If older travelers become ill when abroad, they can call the front desk at their hotel. Many large hotels have a physician on call or have a list of physicians who cater to international patients. Travelers can also call the U.S. embassy or consulate in the country where they are staying and ask for a local medical referral.


Many major medical insurance policies restrict out of state coverage and may not offer any coverage for treatments outside of the United States. Medicare does not pay for medical treatment abroad. Temporary supplemental insurance policies can be purchased for the duration of travel. These are good investments if travelers will be away more than a week or two.


Compression stockings —Support hosiery used by men and women to prevent deep vein thrombosis, swelling, or leg pain.

Deep vein thrombosis —A blood clot that forms in a vein in the lower leg or thigh.

Implanted cardiac defibrillators (ICDs) —Small devices placed in the chest below the collar bone that monitor the heart and can send a small jolt of electricity to restore normal rhythm. They are most often prescribed for rapid or irregular heartbeat but can be used as a pacemaker for a slower heart rhythm.

Pulmonary embolism —A blood clot that occurs in the lung and is often fatal.

Radioisotopes —Small amounts of radioactive material used in medical imaging scans.

At the destination

Travel is supposed to be enjoyable, especially as adults grow older. Seniors should pace their daily activities and balance them with healthy meals and rest.

A change in climate often puts stress on the body. As adults grow older, the ability to cool the body and maintain hydration is slowed down. Some older adults may not feel hot when the outside temperature is reaching dangerous levels. They also may not feel thirsty, even if their bodies are already dehydrated. It may be tempting to linger in the sun, but older adults should seek shade and a cool drink, preferably something without alcohol or caffeine . In warm climates, wearing a hat and light-colored, lightweight clothing that fits loosely around the body is recommended.

In addition, older adults should try to avoid infection. Frequent hand washing or use of alcohol-based hand sanitizers before eating and after being around crowded places such as the airplane, train, or tour bus helps to avoid disease transmission.

Returning from abroad

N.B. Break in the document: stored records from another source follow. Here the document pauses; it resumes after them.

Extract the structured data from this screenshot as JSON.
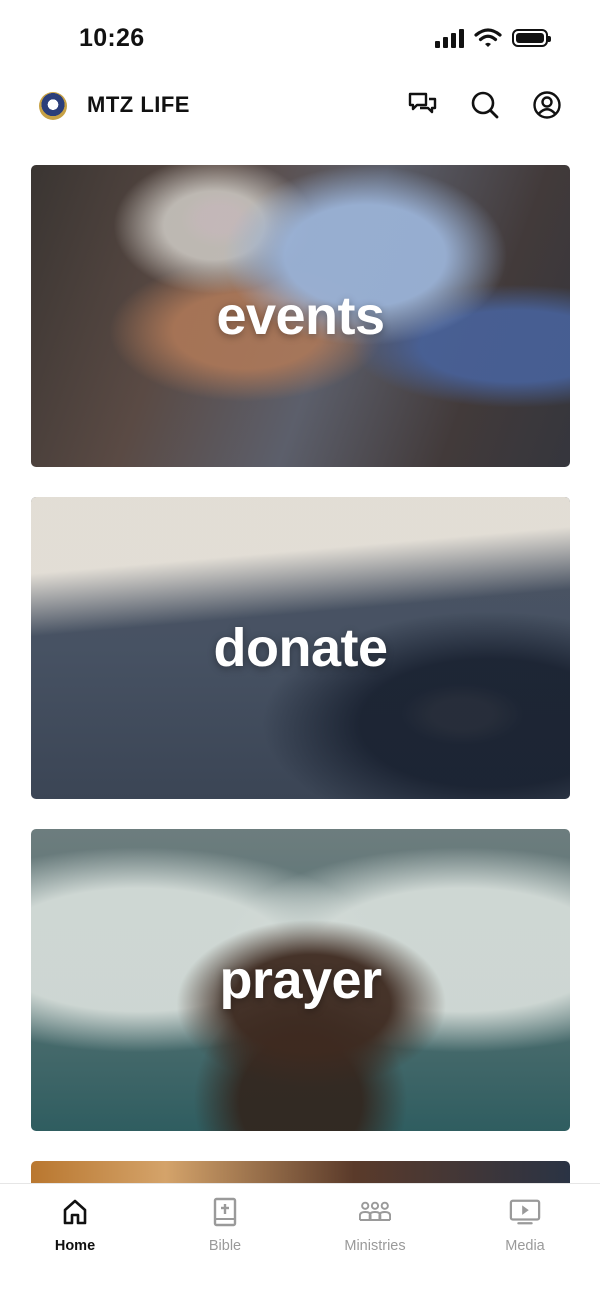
{
  "status_bar": {
    "time": "10:26"
  },
  "header": {
    "title": "MTZ LIFE"
  },
  "cards": [
    {
      "label": "events"
    },
    {
      "label": "donate"
    },
    {
      "label": "prayer"
    }
  ],
  "tabs": [
    {
      "label": "Home",
      "icon": "home-icon",
      "active": true
    },
    {
      "label": "Bible",
      "icon": "bible-icon",
      "active": false
    },
    {
      "label": "Ministries",
      "icon": "group-icon",
      "active": false
    },
    {
      "label": "Media",
      "icon": "media-icon",
      "active": false
    }
  ],
  "colors": {
    "active_tab": "#111111",
    "inactive_tab": "#9a9a9a"
  }
}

Travelers, especially those who visit developing countries or who remain abroad for several weeks or months, should be vigilant when they return to the United States. Travel-related illnesses may take time to develop. This usually depends on the destination, how long the person was out of the country, what kind of accommodations they had, any underlying medical conditions, and exposure to potential infection. A fever of any kind that occurs a few days to several months after a trip abroad is cause to seek medical attention. The traveler should tell the physician where he or she has been and for how long, as well as the activities engaged in or if the traveler had a tattoo, body piercing, or had an injection. The length of time between return home and the appearance of fever can be a crucial indication of a particular infectious disease. Dengue fever, for example, appears three weeks or more after the traveler returns home. Malaria may take 6 to 12 months to show symptoms.

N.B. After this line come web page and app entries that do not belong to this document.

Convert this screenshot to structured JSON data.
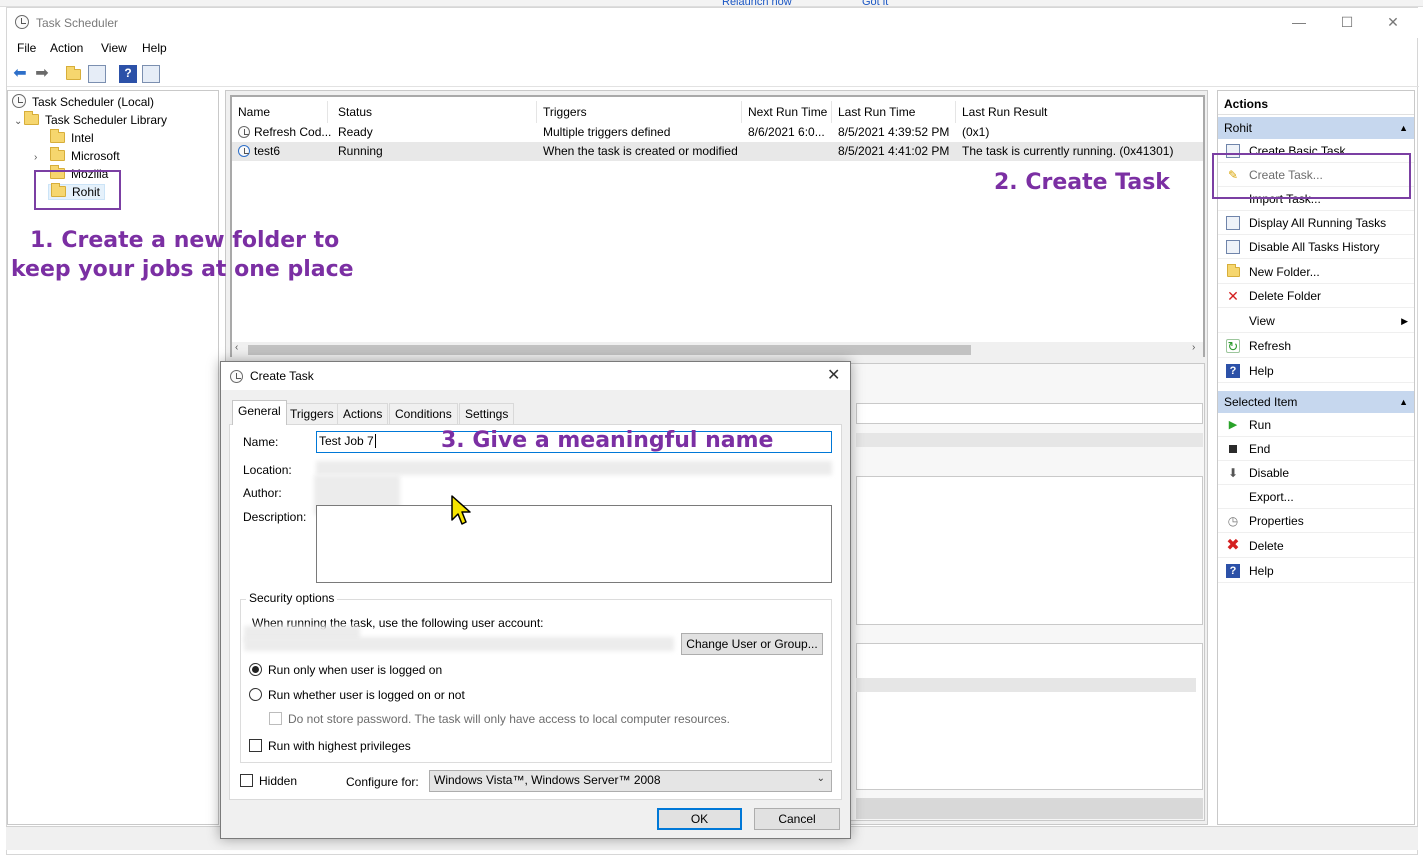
{
  "background_browser": {
    "relaunch": "Relaunch now",
    "gotit": "Got it"
  },
  "window": {
    "title": "Task Scheduler",
    "controls": {
      "minimize": "—",
      "maximize": "☐",
      "close": "✕"
    }
  },
  "menu": [
    "File",
    "Action",
    "View",
    "Help"
  ],
  "tree": {
    "root": "Task Scheduler (Local)",
    "library": "Task Scheduler Library",
    "folders": [
      "Intel",
      "Microsoft",
      "Mozilla",
      "Rohit"
    ]
  },
  "task_table": {
    "columns": [
      "Name",
      "Status",
      "Triggers",
      "Next Run Time",
      "Last Run Time",
      "Last Run Result"
    ],
    "rows": [
      [
        "Refresh Cod...",
        "Ready",
        "Multiple triggers defined",
        "8/6/2021 6:0...",
        "8/5/2021 4:39:52 PM",
        "(0x1)"
      ],
      [
        "test6",
        "Running",
        "When the task is created or modified",
        "",
        "8/5/2021 4:41:02 PM",
        "The task is currently running. (0x41301)"
      ]
    ]
  },
  "actions_pane": {
    "header": "Actions",
    "section1": {
      "title": "Rohit",
      "items": [
        "Create Basic Task...",
        "Create Task...",
        "Import Task...",
        "Display All Running Tasks",
        "Disable All Tasks History",
        "New Folder...",
        "Delete Folder",
        "View",
        "Refresh",
        "Help"
      ]
    },
    "section2": {
      "title": "Selected Item",
      "items": [
        "Run",
        "End",
        "Disable",
        "Export...",
        "Properties",
        "Delete",
        "Help"
      ]
    }
  },
  "annotations": {
    "step1_line1": "1. Create a new folder to",
    "step1_line2": "keep your jobs at one place",
    "step2": "2. Create Task",
    "step3": "3. Give a meaningful name",
    "color": "#7b2fa3"
  },
  "dialog": {
    "title": "Create Task",
    "close": "✕",
    "tabs": [
      "General",
      "Triggers",
      "Actions",
      "Conditions",
      "Settings"
    ],
    "fields": {
      "name_label": "Name:",
      "name_value": "Test Job 7",
      "location_label": "Location:",
      "author_label": "Author:",
      "description_label": "Description:"
    },
    "security": {
      "group_label": "Security options",
      "account_text": "When running the task, use the following user account:",
      "change_user_button": "Change User or Group...",
      "run_logged_on": "Run only when user is logged on",
      "run_whether": "Run whether user is logged on or not",
      "no_store_pw": "Do not store password.  The task will only have access to local computer resources.",
      "highest_priv": "Run with highest privileges"
    },
    "hidden_label": "Hidden",
    "configure_label": "Configure for:",
    "configure_value": "Windows Vista™, Windows Server™ 2008",
    "ok": "OK",
    "cancel": "Cancel"
  }
}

Patterson, Ian. “Information Sources Used by Older Adults for Decision Making about Tourist and Travel Destinations.” International Journal of Consumer Studies 31, no 5 (September 2007): 528–533.


Air Travel and Your Health.” The Harvard Medical School Family Health Guide. October 2006 [cited April 14, 2008].

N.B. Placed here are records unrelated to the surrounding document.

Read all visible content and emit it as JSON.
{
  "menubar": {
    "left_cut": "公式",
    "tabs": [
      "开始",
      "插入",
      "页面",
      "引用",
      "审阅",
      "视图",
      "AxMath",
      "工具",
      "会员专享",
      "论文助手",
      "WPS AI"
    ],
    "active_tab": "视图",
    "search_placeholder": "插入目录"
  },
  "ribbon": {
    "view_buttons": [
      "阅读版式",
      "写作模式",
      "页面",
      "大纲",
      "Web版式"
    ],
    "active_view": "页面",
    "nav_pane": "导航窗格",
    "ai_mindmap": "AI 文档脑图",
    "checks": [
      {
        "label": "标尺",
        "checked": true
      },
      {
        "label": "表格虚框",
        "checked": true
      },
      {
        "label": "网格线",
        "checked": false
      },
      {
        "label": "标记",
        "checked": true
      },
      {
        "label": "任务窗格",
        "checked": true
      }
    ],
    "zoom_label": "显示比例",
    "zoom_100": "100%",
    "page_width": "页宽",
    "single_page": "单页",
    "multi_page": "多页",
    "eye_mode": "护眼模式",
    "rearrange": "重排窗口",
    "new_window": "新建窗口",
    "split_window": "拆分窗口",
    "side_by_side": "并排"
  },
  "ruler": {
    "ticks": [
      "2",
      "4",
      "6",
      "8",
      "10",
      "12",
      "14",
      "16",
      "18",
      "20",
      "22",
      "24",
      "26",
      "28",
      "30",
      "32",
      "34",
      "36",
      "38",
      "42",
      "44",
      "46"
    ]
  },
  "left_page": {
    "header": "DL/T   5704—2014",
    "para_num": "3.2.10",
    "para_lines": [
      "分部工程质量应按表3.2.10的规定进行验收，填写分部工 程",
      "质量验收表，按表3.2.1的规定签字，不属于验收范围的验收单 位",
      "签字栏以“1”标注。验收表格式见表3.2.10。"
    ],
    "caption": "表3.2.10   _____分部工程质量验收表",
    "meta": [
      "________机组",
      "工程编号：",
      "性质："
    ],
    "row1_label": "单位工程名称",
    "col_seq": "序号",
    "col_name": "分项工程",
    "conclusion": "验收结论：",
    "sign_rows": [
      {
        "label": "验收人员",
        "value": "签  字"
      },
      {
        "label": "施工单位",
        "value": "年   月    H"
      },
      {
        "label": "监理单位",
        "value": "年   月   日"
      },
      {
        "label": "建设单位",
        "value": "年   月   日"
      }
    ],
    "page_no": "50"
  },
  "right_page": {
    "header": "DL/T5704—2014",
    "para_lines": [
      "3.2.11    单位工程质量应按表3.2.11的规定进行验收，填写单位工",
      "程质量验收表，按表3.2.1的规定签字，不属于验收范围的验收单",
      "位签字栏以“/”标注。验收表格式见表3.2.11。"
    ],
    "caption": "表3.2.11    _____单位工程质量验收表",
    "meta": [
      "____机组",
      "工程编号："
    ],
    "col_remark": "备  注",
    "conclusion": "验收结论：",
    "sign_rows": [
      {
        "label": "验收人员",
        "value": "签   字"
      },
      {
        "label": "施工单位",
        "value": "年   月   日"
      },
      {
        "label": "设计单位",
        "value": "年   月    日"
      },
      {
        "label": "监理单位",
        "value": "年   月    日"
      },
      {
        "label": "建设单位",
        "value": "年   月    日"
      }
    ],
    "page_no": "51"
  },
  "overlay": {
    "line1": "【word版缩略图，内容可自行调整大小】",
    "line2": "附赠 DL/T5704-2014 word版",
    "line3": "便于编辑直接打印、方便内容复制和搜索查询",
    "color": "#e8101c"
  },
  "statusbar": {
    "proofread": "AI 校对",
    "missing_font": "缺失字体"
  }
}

“The Sky's the Limit: Travel Trends among the Baby Boom Generation & Beyond.” Focalyst Insight Report June 2007 [cited April 14, 2008]. AARP.

“Travel Tips for Older Adults.” Center for Aging Research and Clinical Care. [Cited April 14, 2008]. Cornell University.


American Association of Retired Persons (AARP), 601 E Street NW, Washington, DC, 20049, (888) 687-2277,

Centers for Disease Control and Prevention (CDC), 1100 Clifton Rd., Atlanta, GA, 30333, (404) 639-3311, (800) CDC-INFO, (703) 931-4520,

Foundation for Health in Aging, 350 Fifth Avenue, Suite 801, New York, NY, 10118, (212) 755-6810,

Janie F. Franz